Today's classic tip from the TechRepublic archives was featured in our Windows 95/98 TechMail dated March 17, 2000:
The Novell Client
Previously, we looked at the Microsoft Client for NetWare Networks, which allows Win9x systems to join a NetWare network. Of course, Novell has its own Novell IntranetWare Client, which can be downloaded from Novell's Web site. This client, although far larger in size, provides some advantages over the Microsoft Client.
One advantage is that this software is required to run the NetWare Administrator program (Nwadmn95.exe). The Administrator program relies on certain DLLs installed by the IntranetWare Client. At least one PC will require this client on your network.
Microsoft included a client to access NetWare servers back in Windows For Workgroups 3.11. This was vital to Microsoft because in the 80's and 90's even though Microsoft ruled the desktop, when it came to networking, Novell was king.
The problem was, that Microsoft's NetWare clients were never very good. Whether through incompetence or by design to make NetWare look bad, the client software that shipped with Windows 3.x and 9x was horrible. It was buggy, slower, and offered fewer features than the client software offered by Novell.

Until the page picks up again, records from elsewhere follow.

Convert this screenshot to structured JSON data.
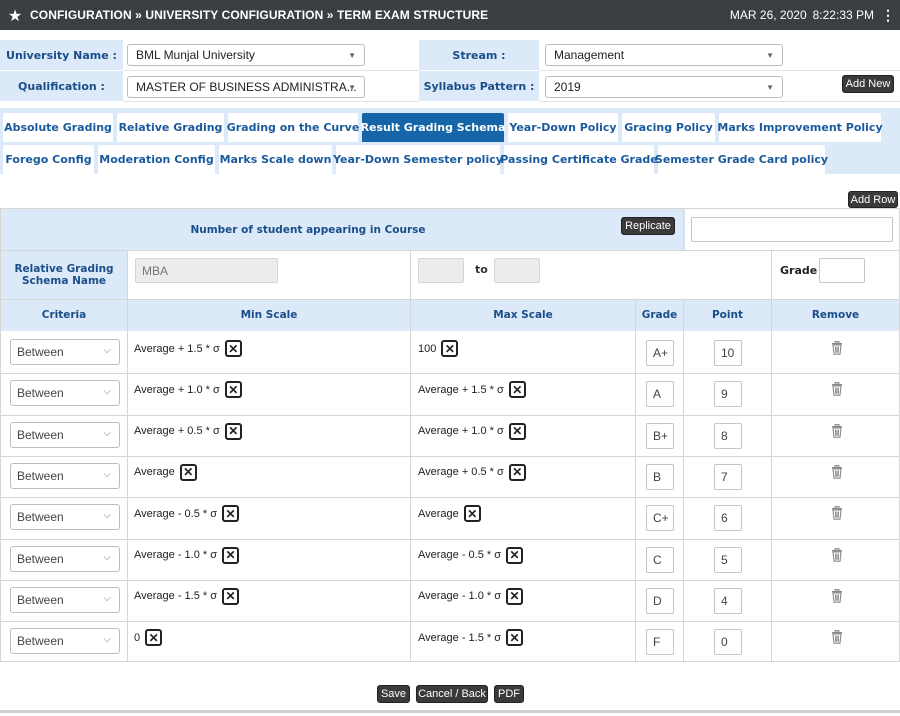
{
  "topbar": {
    "breadcrumb": "CONFIGURATION » UNIVERSITY CONFIGURATION » TERM EXAM STRUCTURE",
    "date": "MAR 26, 2020",
    "time": "8:22:33 PM"
  },
  "filters": {
    "university_label": "University Name :",
    "university_value": "BML Munjal University",
    "stream_label": "Stream :",
    "stream_value": "Management",
    "qualification_label": "Qualification :",
    "qualification_value": "MASTER OF BUSINESS ADMINISTRA...",
    "syllabus_label": "Syllabus Pattern :",
    "syllabus_value": "2019",
    "add_new": "Add New"
  },
  "tabs": {
    "row1": [
      "Absolute Grading",
      "Relative Grading",
      "Grading on the Curve",
      "Result Grading Schema",
      "Year-Down Policy",
      "Gracing Policy",
      "Marks Improvement Policy"
    ],
    "row2": [
      "Forego Config",
      "Moderation Config",
      "Marks Scale down",
      "Year-Down Semester policy",
      "Passing Certificate Grade",
      "Semester Grade Card policy"
    ],
    "active": "Result Grading Schema"
  },
  "grid": {
    "add_row": "Add Row",
    "students_label": "Number of student appearing in Course",
    "replicate": "Replicate",
    "students_value": "",
    "schema_name_label": "Relative Grading Schema Name",
    "schema_name_value": "MBA",
    "range_from": "",
    "range_to_label": "to",
    "range_to": "",
    "grade_label": "Grade",
    "grade_value": "",
    "headers": {
      "criteria": "Criteria",
      "min_scale": "Min Scale",
      "max_scale": "Max Scale",
      "grade": "Grade",
      "point": "Point",
      "remove": "Remove"
    },
    "rows": [
      {
        "criteria": "Between",
        "min": "Average + 1.5 * σ",
        "max": "100",
        "grade": "A+",
        "point": "10"
      },
      {
        "criteria": "Between",
        "min": "Average + 1.0 * σ",
        "max": "Average + 1.5 * σ",
        "grade": "A",
        "point": "9"
      },
      {
        "criteria": "Between",
        "min": "Average + 0.5 * σ",
        "max": "Average + 1.0 * σ",
        "grade": "B+",
        "point": "8"
      },
      {
        "criteria": "Between",
        "min": "Average",
        "max": "Average + 0.5 * σ",
        "grade": "B",
        "point": "7"
      },
      {
        "criteria": "Between",
        "min": "Average - 0.5 * σ",
        "max": "Average",
        "grade": "C+",
        "point": "6"
      },
      {
        "criteria": "Between",
        "min": "Average - 1.0 * σ",
        "max": "Average - 0.5 * σ",
        "grade": "C",
        "point": "5"
      },
      {
        "criteria": "Between",
        "min": "Average - 1.5 * σ",
        "max": "Average - 1.0 * σ",
        "grade": "D",
        "point": "4"
      },
      {
        "criteria": "Between",
        "min": "0",
        "max": "Average - 1.5 * σ",
        "grade": "F",
        "point": "0"
      }
    ]
  },
  "actions": {
    "save": "Save",
    "cancel": "Cancel / Back",
    "pdf": "PDF"
  },
  "icons": {
    "star": "star-icon",
    "menu": "kebab-menu-icon",
    "remove": "trash-icon",
    "clear": "close-box-icon"
  },
  "colors": {
    "topbar": "#3a3f44",
    "header_bg": "#dce9f8",
    "header_text": "#1a4e8a",
    "active_tab": "#1565a8"
  }
}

In today's networking environment, NetWare may not be as huge as it used to be, but it still has a reputable market share. Even though Novell hasn't upgraded the NetWare kernel in several years and is looking towards the future with its purchase of SUSE Linux, many shops still have their NetWare servers humming the closet.
If you're running Windows XP, you still have the choice of running Microsoft's built-in client. Of course the best choice is to use Novell's XP client unless you absolutely can't for some reason.
If you've made the move to Vista however, you're out of luck (for yet another reason). Vista doesn't include a NetWare client. All is not lost however. Novell created its own Vista NetWare client that you can download for free. It only supports Vista Business, Vista Ultimate, and Vista Enterprise, but those are probably the only versions of Windows Vista you should consider running anyway.